THE shortage of skilled workers and the possibility of a new university within the region will be high on the agenda for the Namoi Unlimited Joint Organisation (JO) in Canberra on Monday.
Representatives and general managers from the JO’s five member councils will look to outline strategic priorities for the region over the next three years, and advocate for further funding and support from the government.
Gunnedah mayor and JO chairman Jamie Chaffey said the trip will be a showcase of how hard the collective councils have been working for the region.
“This is an important trip to highlight our collective needs,” Cr Chaffey said.
“We’ll be talking about ways to address skills shortages, including the potential for a university in the Namoi region.
“This trip is a show of strength and signifies the serious commitment member councils have made to work together on ambitious projects for the region.”
The advocacy trip will involve 10 briefings and include meetings with Minister for Education Dan Tehan, Special Drought Envoy Barnaby Joyce and Deputy Prime Minister Michael McCormack.
The possibility of a new university based within the region will also be put forward by representatives during the visit.
“We feel a potential university would have may long term benefits for our region,” Cr Chaffey said.
“A lot of concerns such as young people leaving the region and high unemployment levels would be resolved via this avenue.”
Cr Chaffey said the region’s drought conditions will also be discussed during the visit.
“From what I am hearing this is possibly the worst drought our shire and possibly our region has ever seen,” he said.

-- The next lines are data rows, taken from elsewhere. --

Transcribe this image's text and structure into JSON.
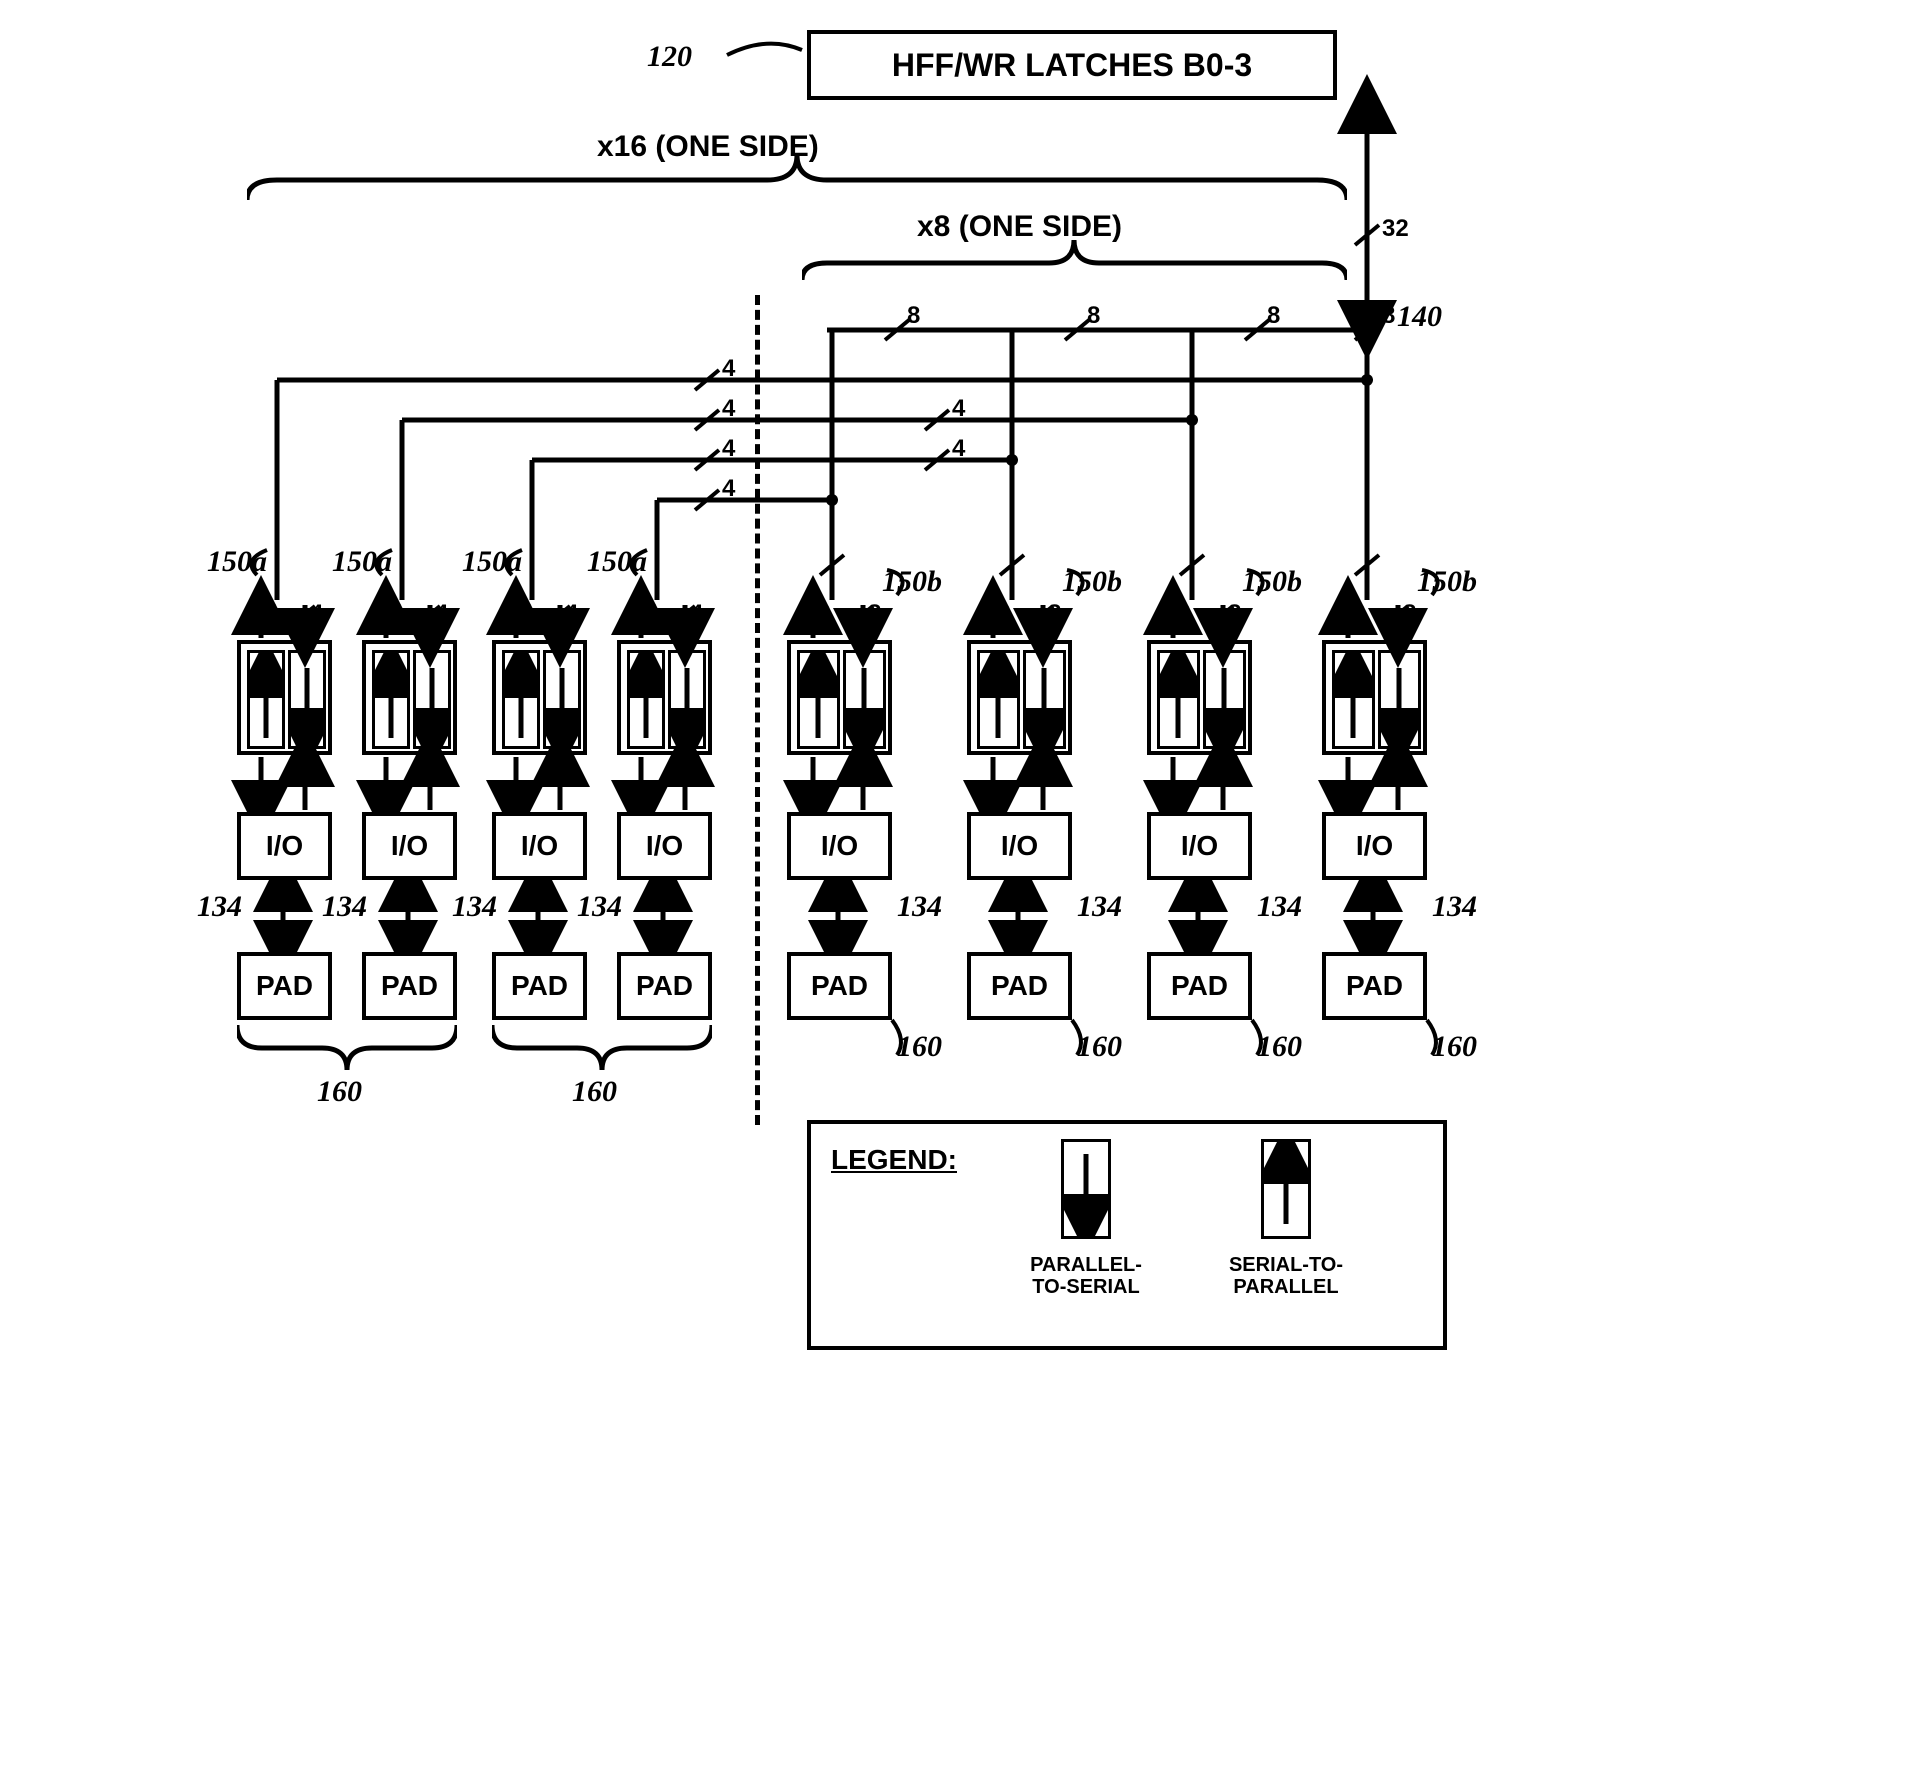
{
  "top_block": {
    "ref": "120",
    "label": "HFF/WR LATCHES B0-3"
  },
  "brace_x16": "x16 (ONE SIDE)",
  "brace_x8": "x8 (ONE SIDE)",
  "bus_main": {
    "width": "32",
    "ref": "140"
  },
  "left_bus_widths": [
    "4",
    "4",
    "4",
    "4"
  ],
  "right_bus_widths": [
    "8",
    "8",
    "8",
    "8"
  ],
  "channels": [
    {
      "ref": "150a",
      "top_in": "4",
      "top_out": "4",
      "io_ref": "134",
      "pad_ref": "160",
      "pad": "PAD",
      "io": "I/O"
    },
    {
      "ref": "150a",
      "top_in": "4",
      "top_out": "4",
      "io_ref": "134",
      "pad_ref": "160",
      "pad": "PAD",
      "io": "I/O"
    },
    {
      "ref": "150a",
      "top_in": "4",
      "top_out": "4",
      "io_ref": "134",
      "pad_ref": "160",
      "pad": "PAD",
      "io": "I/O"
    },
    {
      "ref": "150a",
      "top_in": "4",
      "top_out": "4",
      "io_ref": "134",
      "pad_ref": "160",
      "pad": "PAD",
      "io": "I/O"
    },
    {
      "ref": "150b",
      "top_in": "8",
      "top_out": "8",
      "io_ref": "134",
      "pad_ref": "160",
      "pad": "PAD",
      "io": "I/O"
    },
    {
      "ref": "150b",
      "top_in": "8",
      "top_out": "8",
      "io_ref": "134",
      "pad_ref": "160",
      "pad": "PAD",
      "io": "I/O"
    },
    {
      "ref": "150b",
      "top_in": "8",
      "top_out": "8",
      "io_ref": "134",
      "pad_ref": "160",
      "pad": "PAD",
      "io": "I/O"
    },
    {
      "ref": "150b",
      "top_in": "8",
      "top_out": "8",
      "io_ref": "134",
      "pad_ref": "160",
      "pad": "PAD",
      "io": "I/O"
    }
  ],
  "legend": {
    "title": "LEGEND:",
    "parallel_to_serial": "PARALLEL-\nTO-SERIAL",
    "serial_to_parallel": "SERIAL-TO-\nPARALLEL"
  },
  "extra_4s": [
    "4",
    "4"
  ]
}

“There is a lot to learn from this drought and we want to be involved in ensuring that when drought conditions come around again the government is prepared, and understands what works, and what doesn’t.”